Set up a number of lego pylons spread about the race area.
Vehicles score points for the number of pylons they knock over.
Inverse Bowling (obstacle avoidance):
Set up a number of pylons as above.
Vehicles are disqualified if they knock over a pylon.
Victory is based on distance travelled.

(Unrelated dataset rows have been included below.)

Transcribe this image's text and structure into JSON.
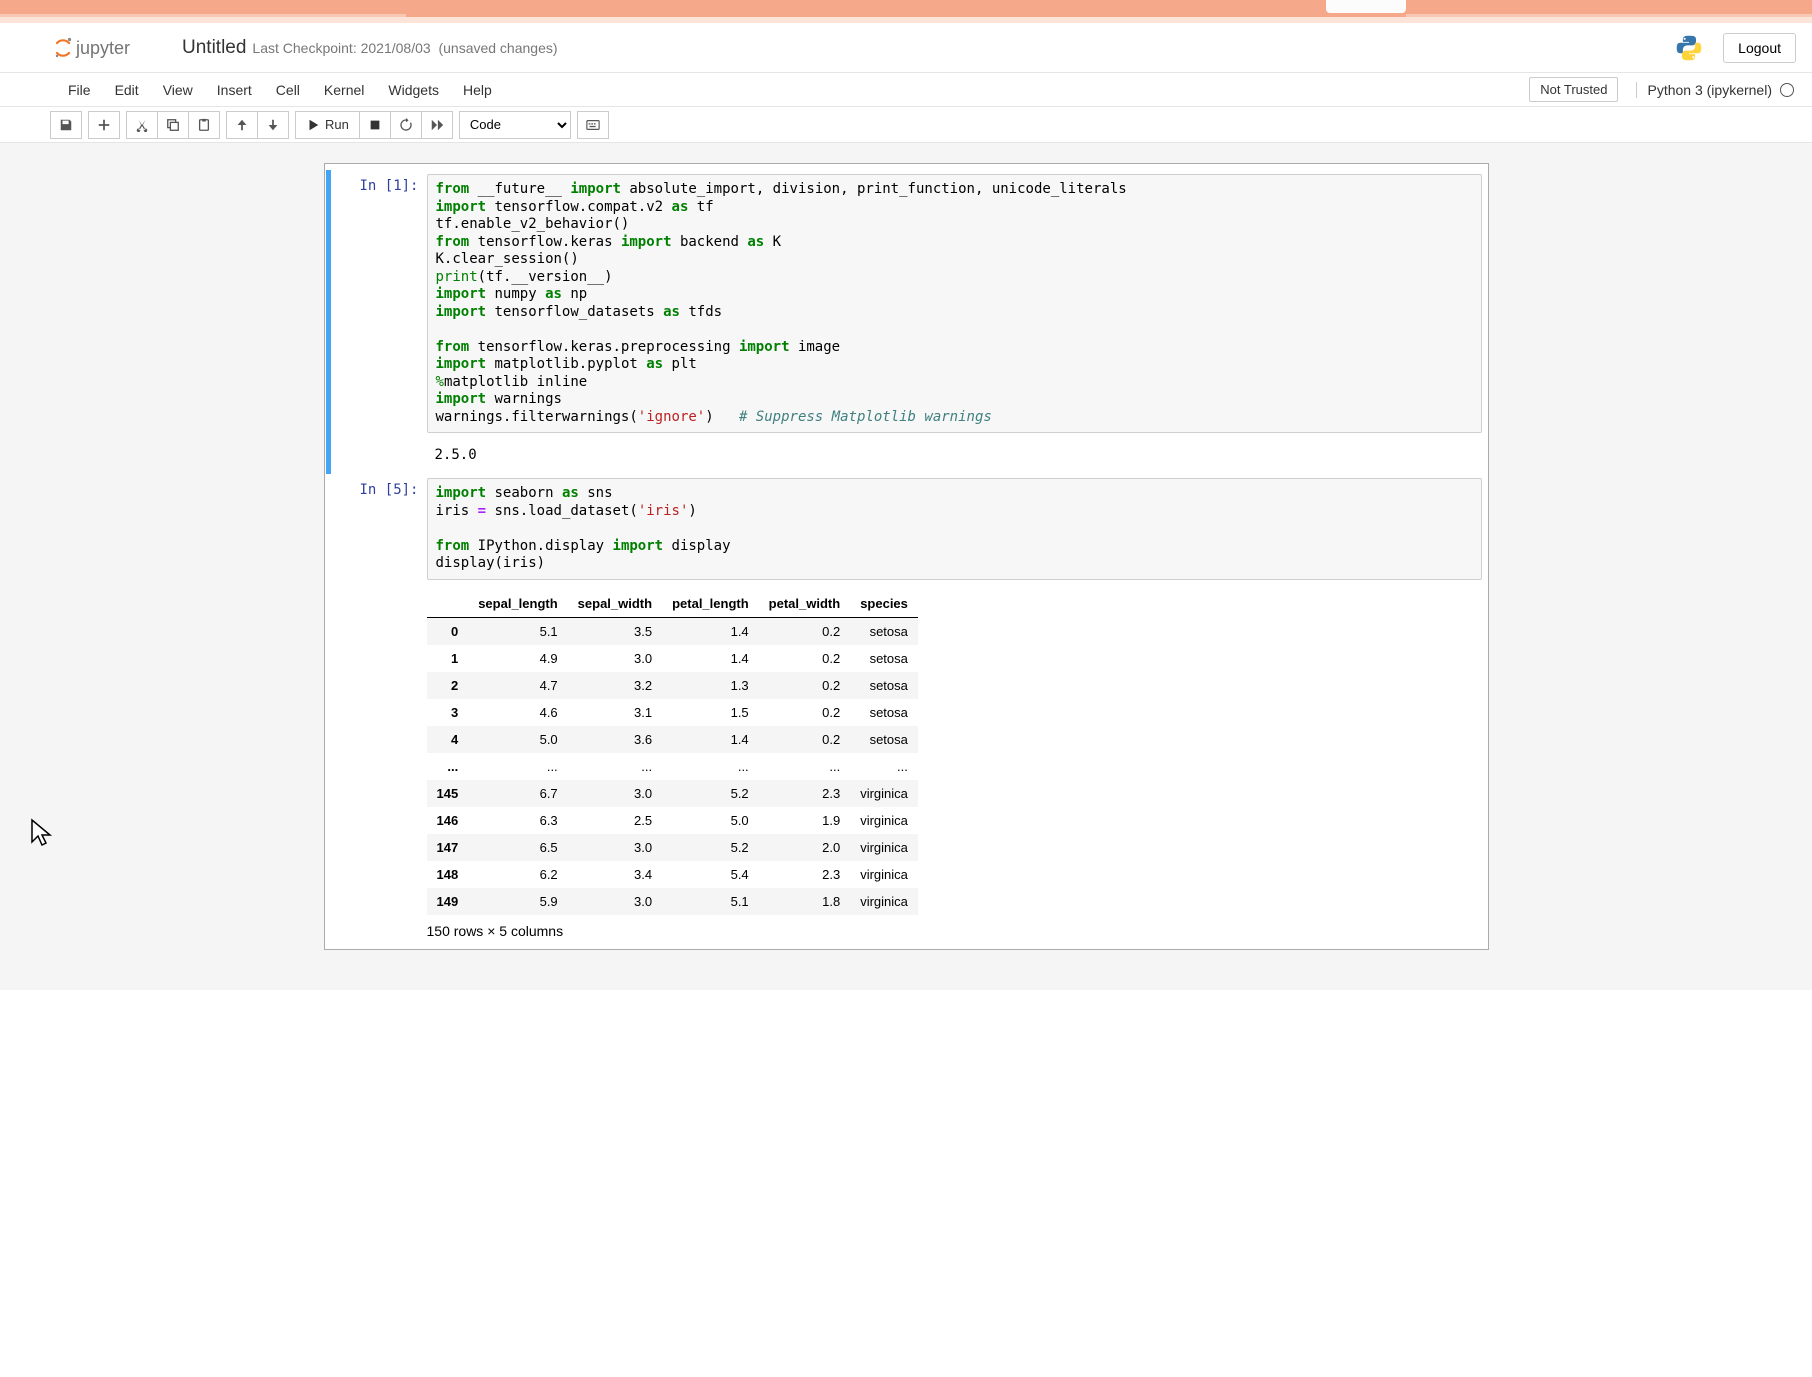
{
  "header": {
    "title": "Untitled",
    "checkpoint": "Last Checkpoint: 2021/08/03",
    "unsaved": "(unsaved changes)",
    "logout": "Logout"
  },
  "menu": {
    "items": [
      "File",
      "Edit",
      "View",
      "Insert",
      "Cell",
      "Kernel",
      "Widgets",
      "Help"
    ],
    "not_trusted": "Not Trusted",
    "kernel": "Python 3 (ipykernel)"
  },
  "toolbar": {
    "run": "Run",
    "cell_type": "Code"
  },
  "cells": [
    {
      "prompt": "In [1]:",
      "output": "2.5.0"
    },
    {
      "prompt": "In [5]:"
    }
  ],
  "dataframe": {
    "columns": [
      "",
      "sepal_length",
      "sepal_width",
      "petal_length",
      "petal_width",
      "species"
    ],
    "rows": [
      [
        "0",
        "5.1",
        "3.5",
        "1.4",
        "0.2",
        "setosa"
      ],
      [
        "1",
        "4.9",
        "3.0",
        "1.4",
        "0.2",
        "setosa"
      ],
      [
        "2",
        "4.7",
        "3.2",
        "1.3",
        "0.2",
        "setosa"
      ],
      [
        "3",
        "4.6",
        "3.1",
        "1.5",
        "0.2",
        "setosa"
      ],
      [
        "4",
        "5.0",
        "3.6",
        "1.4",
        "0.2",
        "setosa"
      ],
      [
        "...",
        "...",
        "...",
        "...",
        "...",
        "..."
      ],
      [
        "145",
        "6.7",
        "3.0",
        "5.2",
        "2.3",
        "virginica"
      ],
      [
        "146",
        "6.3",
        "2.5",
        "5.0",
        "1.9",
        "virginica"
      ],
      [
        "147",
        "6.5",
        "3.0",
        "5.2",
        "2.0",
        "virginica"
      ],
      [
        "148",
        "6.2",
        "3.4",
        "5.4",
        "2.3",
        "virginica"
      ],
      [
        "149",
        "5.9",
        "3.0",
        "5.1",
        "1.8",
        "virginica"
      ]
    ],
    "caption": "150 rows × 5 columns"
  }
}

Aiming one's vehicle on a path
to avoid the pylons becomes key.
Target Shooting (precision engineering):
Designate an area in the race area as a target zone.
Vehicles are disqualified if they fail to stop within the area.

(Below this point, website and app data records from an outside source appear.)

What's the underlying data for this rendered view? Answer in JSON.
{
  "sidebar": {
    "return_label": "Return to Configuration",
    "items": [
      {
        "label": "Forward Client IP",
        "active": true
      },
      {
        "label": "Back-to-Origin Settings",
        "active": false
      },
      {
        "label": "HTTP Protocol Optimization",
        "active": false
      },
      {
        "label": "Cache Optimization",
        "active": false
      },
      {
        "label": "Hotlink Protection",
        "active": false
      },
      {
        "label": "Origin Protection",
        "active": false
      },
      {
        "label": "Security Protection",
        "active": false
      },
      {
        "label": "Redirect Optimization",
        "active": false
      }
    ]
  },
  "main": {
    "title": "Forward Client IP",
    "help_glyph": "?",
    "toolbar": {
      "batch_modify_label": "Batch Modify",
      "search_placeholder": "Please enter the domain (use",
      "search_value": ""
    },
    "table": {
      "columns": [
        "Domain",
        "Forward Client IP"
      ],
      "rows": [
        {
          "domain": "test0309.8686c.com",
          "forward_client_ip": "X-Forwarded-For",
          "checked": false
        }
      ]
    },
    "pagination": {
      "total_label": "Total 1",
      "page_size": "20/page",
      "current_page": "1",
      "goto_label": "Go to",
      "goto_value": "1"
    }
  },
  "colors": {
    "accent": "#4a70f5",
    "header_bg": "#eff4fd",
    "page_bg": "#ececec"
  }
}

This variant forces contestants to design cars that go a specific
distance, not just as far as possible, and can make use of the lesser wheel
systems more strategic (see Big Wheels below).
There is a nice flat lego baseplate that works well for designating the
target area from the old Moon Base sets.
Vehicle Classes & Thematic Categories:
Some designs are just not going to really be fair to pit against each other.
If you care, consider splitting your races into different vehicle classes.
Alternatively restricting entries to a specific type of vehicle style, theme,
or class, for a days raceing can push people's engineering abilities and
creativity, to interesting effect.
Big Wheels: When it comes to distance and speed, it is unfortinately true that
not all Lego wheels systems are created equal. If in your collection you
have some of the giant Mindstorms wheels, or the Quite Large Technics
wheels, consider a 'Big Wheel' class, where any car utilizing this advanced
circular technology only competes against those similarly endowed.
Inlines: A special class for those with an affection for the engineering
exhibited at the Bonnevill Salt Flats, motorcycles, bikes, rocket sleds,
etc. All vehicles in this class may only have wheels in a straight line,
like a bike, or roller blade.
Ultra-Light: Minimalism in design is key here. Large vehicles made out
of very thin pieces, oddly shaped and creative takes on the idea of
'wheels', etc. Basically this is a class for all those feeble, teetering,
top heavy or flimsy constructions that are too awesome or hillarious to
not build, but really have no business competeing against
seriously engeneered speed demons.
Micro: As few parts as possible. Pilots as structural elements- think
light cycles, the wheelie guys from Return to Oz, skate boarders, etc.
The Polymer Pentathalon:
Combine multiple ideas above, awarding points for victory in the
A good mix: Distance, Head-to-Head, Enduro, Jumping, Demolition.
A good equalizer is to add an aesthetic judging period before the race
where all entrants get to vote on the other cars.
0 pts: Totally Ugly
1 pts: Functional but uninteresting
2 pts: Nice looking
3 pts: Mad Style
The aesthteic points get added to points for finishing 1st and 2nd in
the racing events. At the end of the day the overall winner gets the glory.
Having enough Legos to pull off an event like this can be expensive if you
don't already have a dusty collection from your youth sitting in your
Large amounts to get you started can often be found on ebay.com and
craigslist.org, listed like: "10lbs of Misc Legos for $15.00".
If you have a local
Freecycle Group put out a 'Wanted' (after you put out an 'Offered' ad
first. ;) ) You'll probably get a response.
If you get really into designing your vehicles and want to add just one
or two of that perfect piece into your collection, take a look at the many
resellers available on Brick Link
Once you get some basics collected, consider inviting participants to
each bring a small set to the event. There are a lot of little $5-$10 sets
that can add a lot of neat detail parts to trick out one's ride. Then after
the races, those parts get donated to the communal pile for the next race
Some past and current cars forged by the ZK pit crews: